Leadership Lessons: What really counts?

GRAND FORKS AIR FORCE BASE, N.D. -- In the Air Force, we love numbers. Numbers permeate our existence. We can hardly have a conversation without referencing at least one number. We are number crazy! Don't believe me? We denote our rank with numbers (E-5, O-3). We have instruction numbers, task numbers, building numbers, gate numbers, tail numbers, and numbered Air Forces. Our paragraphs are numbered, our forms are numbered, and we measure time in numbers (1200 hours). We labor to earn 5s on EPRs, or the all-important stratifications (#1) on our OPRs. Few things in the Air Force are more treasured than a line number, and don't even think about departing base without a leave number! Of course there is your social security number, but that's not always enough: Air Force medical records add even more to better identify patients (20, 30, 01, etc.).

I was shocked years ago to realize I routinely had conversations in numbers: "G-17 is cycling 572s. 11 and 13 are reporting 511s, but no 324s. We're still waiting for the 301 to clear from 19. Everything else is 300, 309, 310, 319, 323, 581, 582, clean and green." (There are very few who will understand this today, but it was actually a very informative conversation for Grand Forks missileers a number of years ago.)

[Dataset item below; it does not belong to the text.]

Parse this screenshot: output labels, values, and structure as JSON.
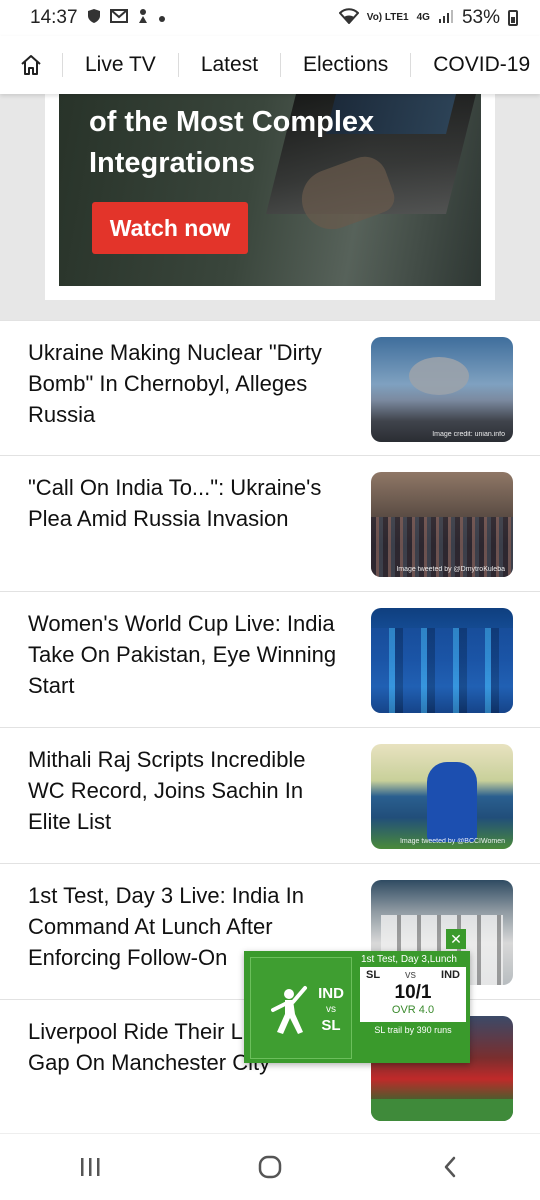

Still not convinced? Consider what unit you are in. It likely starts with a number followed by "ABW" or "MSG" or "RG" or any of a number of different letters. With a nod to Star Wars, you might think of unit numbers as "identity fields created by Airmen; surrounding us, flowing through us, and binding the Air Force together." No midichlorians required. Just numbers.

One of our favorite Air Force activities involves the counting of various measures of goodness and badness, to help us understand how well or poorly we are performing. This can offer great insight into our effectiveness and reveal information that is otherwise invisible. But numbers don't always convey meaning, and some of the most meaningful information cannot be consistently quantified: creativity, enthusiasm, boldness, dedication, integrity, service and excellence.

Albert Einstein reportedly kept a sign hanging in his Princeton office that read "Not everything that counts can be counted, and not everything that can be counted counts." In our number-driven Air Force, this might be a good sign to hang in your work area. Numbers have their place, but good leaders realize that they are only part of the story. Numbers can point to problems, but they rarely define solutions, and at best only hint at root causes.

The legacy Air Force Inspection System (AFIS) was number-centric. When it came to deficiencies, fewer were better. The focus was on having as few as possible. Under the New AFIS, the Air Force has generally moved away from a numbers-based assessment system. On Grand Forks AFB, we have abandoned any inspection rating system. This removes the emphasis upon numbers and encourages commanders and supervisors at all levels to view deficiencies as opportunities. Your true test as an Airman is not how few deficiencies you get, but how you embrace the challenge of addressing them.

Borrowing from Einstein yet again: "We can't solve problems by using the same kind of thinking we used when we created them." For years, the Air Force attempted to do exactly that, resulting in a paint-by-numbers inspection approach that hurt rather than helped the Air Force. It is by changing our thinking that the new system was devised. But here's the rub; the new AFIS lives right here at the wing, not at the MAJCOM. The architects of the system have done their part, releasing it into the wild. But all of us, right here at the wing level, have to change our thinking as well. Don't get caught up in counting deficiencies. Identify what really counts, even if you can't count it,and don't get locked into painting by the numbers.